From the entries, filter out every line that lacks "color" and copy the rest.
[Stored data]
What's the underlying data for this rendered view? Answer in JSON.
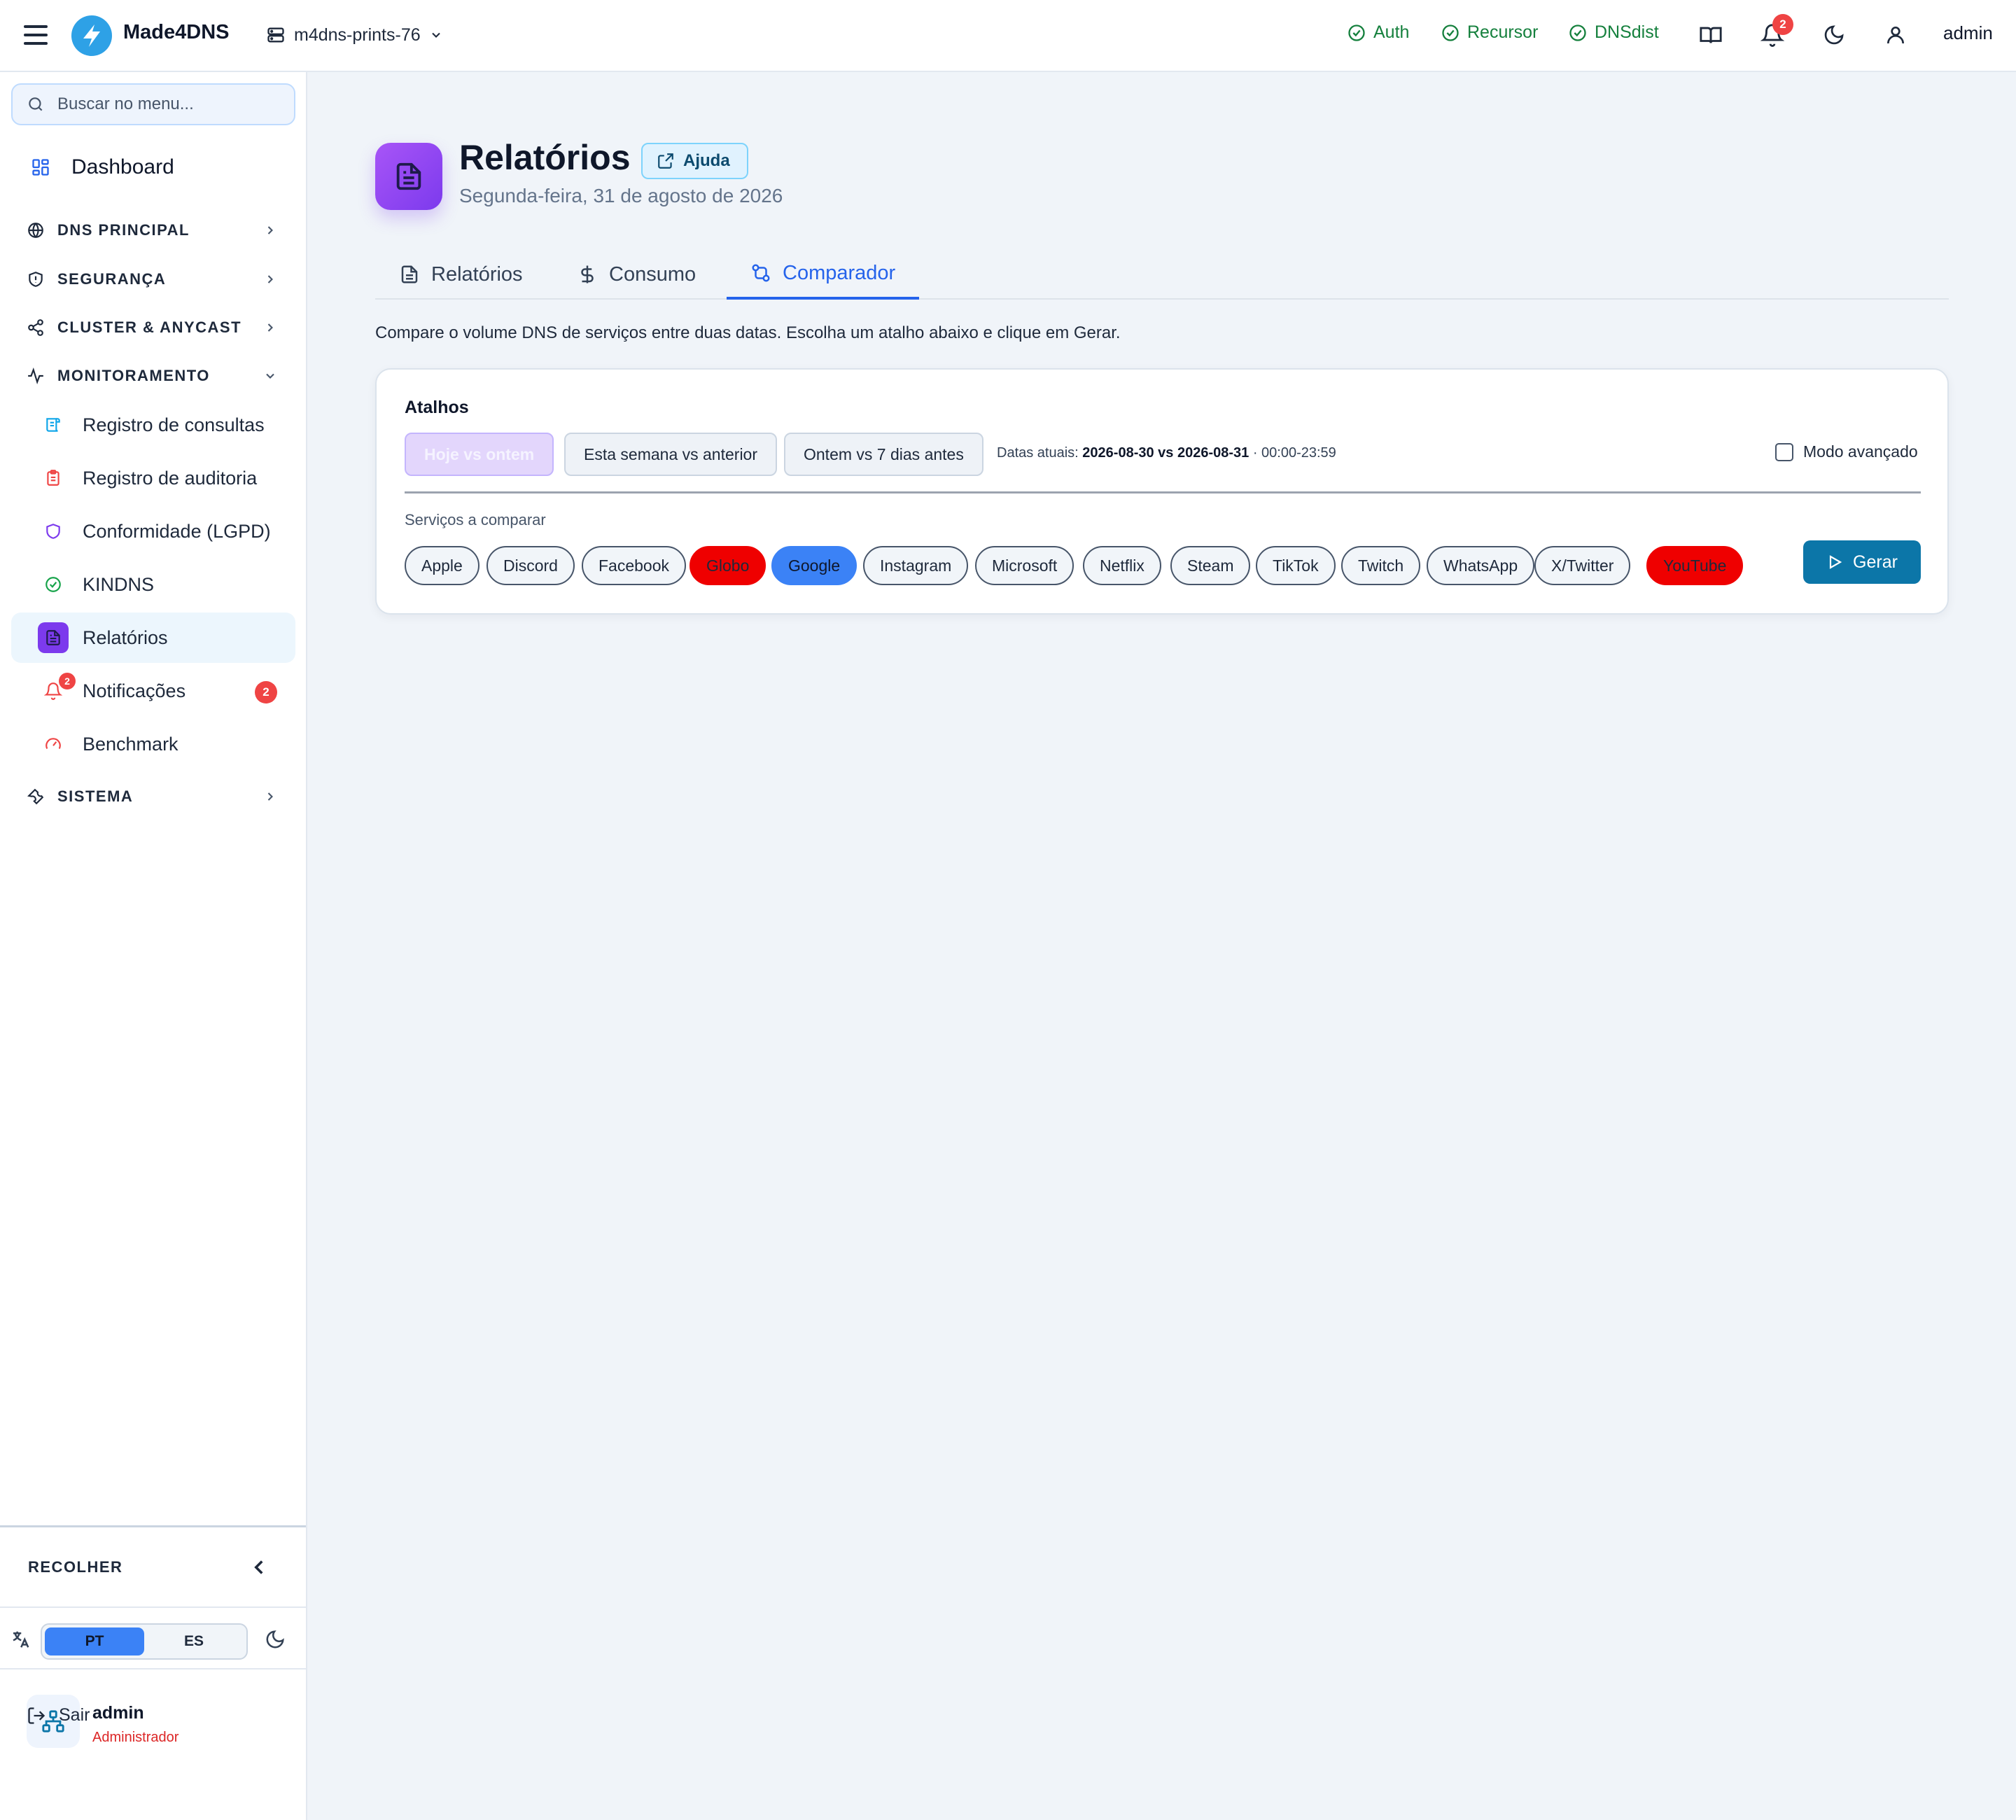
{
  "topbar": {
    "brand": "Made4DNS",
    "server": "m4dns-prints-76",
    "status": [
      {
        "label": "Auth",
        "color": "#15803d"
      },
      {
        "label": "Recursor",
        "color": "#15803d"
      },
      {
        "label": "DNSdist",
        "color": "#15803d"
      }
    ],
    "notifications_count": "2",
    "user": "admin"
  },
  "sidebar": {
    "search_placeholder": "Buscar no menu...",
    "dashboard": "Dashboard",
    "sections": [
      {
        "label": "DNS PRINCIPAL",
        "icon": "globe-icon",
        "expanded": false
      },
      {
        "label": "SEGURANÇA",
        "icon": "shield-alert-icon",
        "expanded": false
      },
      {
        "label": "CLUSTER & ANYCAST",
        "icon": "share-nodes-icon",
        "expanded": false
      },
      {
        "label": "MONITORAMENTO",
        "icon": "activity-icon",
        "expanded": true
      },
      {
        "label": "SISTEMA",
        "icon": "wrench-icon",
        "expanded": false
      }
    ],
    "monitor_items": [
      {
        "label": "Registro de consultas",
        "icon": "scroll-icon",
        "color": "#0ea5e9"
      },
      {
        "label": "Registro de auditoria",
        "icon": "clipboard-icon",
        "color": "#ef4444"
      },
      {
        "label": "Conformidade (LGPD)",
        "icon": "shield-icon",
        "color": "#7c3aed"
      },
      {
        "label": "KINDNS",
        "icon": "check-circle-icon",
        "color": "#16a34a"
      },
      {
        "label": "Relatórios",
        "icon": "file-text-icon",
        "color": "#7c3aed",
        "active": true
      },
      {
        "label": "Notificações",
        "icon": "bell-icon",
        "color": "#ef4444",
        "badge": "2"
      },
      {
        "label": "Benchmark",
        "icon": "gauge-icon",
        "color": "#ef4444"
      }
    ],
    "collapse": "RECOLHER",
    "languages": [
      "PT",
      "ES"
    ],
    "active_language": "PT",
    "user": {
      "name": "admin",
      "role": "Administrador"
    },
    "logout": "Sair"
  },
  "page": {
    "title": "Relatórios",
    "help": "Ajuda",
    "subtitle": "Segunda-feira, 31 de agosto de 2026",
    "tabs": [
      {
        "label": "Relatórios",
        "icon": "file-text-icon"
      },
      {
        "label": "Consumo",
        "icon": "dollar-icon"
      },
      {
        "label": "Comparador",
        "icon": "git-compare-icon",
        "active": true
      }
    ],
    "description": "Compare o volume DNS de serviços entre duas datas. Escolha um atalho abaixo e clique em Gerar."
  },
  "comparator": {
    "shortcuts_title": "Atalhos",
    "shortcuts": [
      "Hoje vs ontem",
      "Esta semana vs anterior",
      "Ontem vs 7 dias antes"
    ],
    "active_shortcut": "Hoje vs ontem",
    "dates_prefix": "Datas atuais:",
    "dates_value": "2026-08-30 vs 2026-08-31",
    "dates_time": "· 00:00-23:59",
    "advanced_mode": "Modo avançado",
    "advanced_checked": false,
    "services_label": "Serviços a comparar",
    "services": [
      {
        "name": "Apple",
        "state": "default"
      },
      {
        "name": "Discord",
        "state": "default"
      },
      {
        "name": "Facebook",
        "state": "default"
      },
      {
        "name": "Globo",
        "state": "red"
      },
      {
        "name": "Google",
        "state": "blue"
      },
      {
        "name": "Instagram",
        "state": "default"
      },
      {
        "name": "Microsoft",
        "state": "default"
      },
      {
        "name": "Netflix",
        "state": "default"
      },
      {
        "name": "Steam",
        "state": "default"
      },
      {
        "name": "TikTok",
        "state": "default"
      },
      {
        "name": "Twitch",
        "state": "default"
      },
      {
        "name": "WhatsApp",
        "state": "default"
      },
      {
        "name": "X/Twitter",
        "state": "default"
      },
      {
        "name": "YouTube",
        "state": "red"
      }
    ],
    "generate": "Gerar"
  }
}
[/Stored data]
● **Exercise solution**:
        "color": "#15803d"
        "color": "#15803d"
        "color": "#15803d"
        "color": "#0ea5e9"
        "color": "#ef4444"
        "color": "#7c3aed"
        "color": "#16a34a"
        "color": "#7c3aed",
        "color": "#ef4444",
        "color": "#ef4444"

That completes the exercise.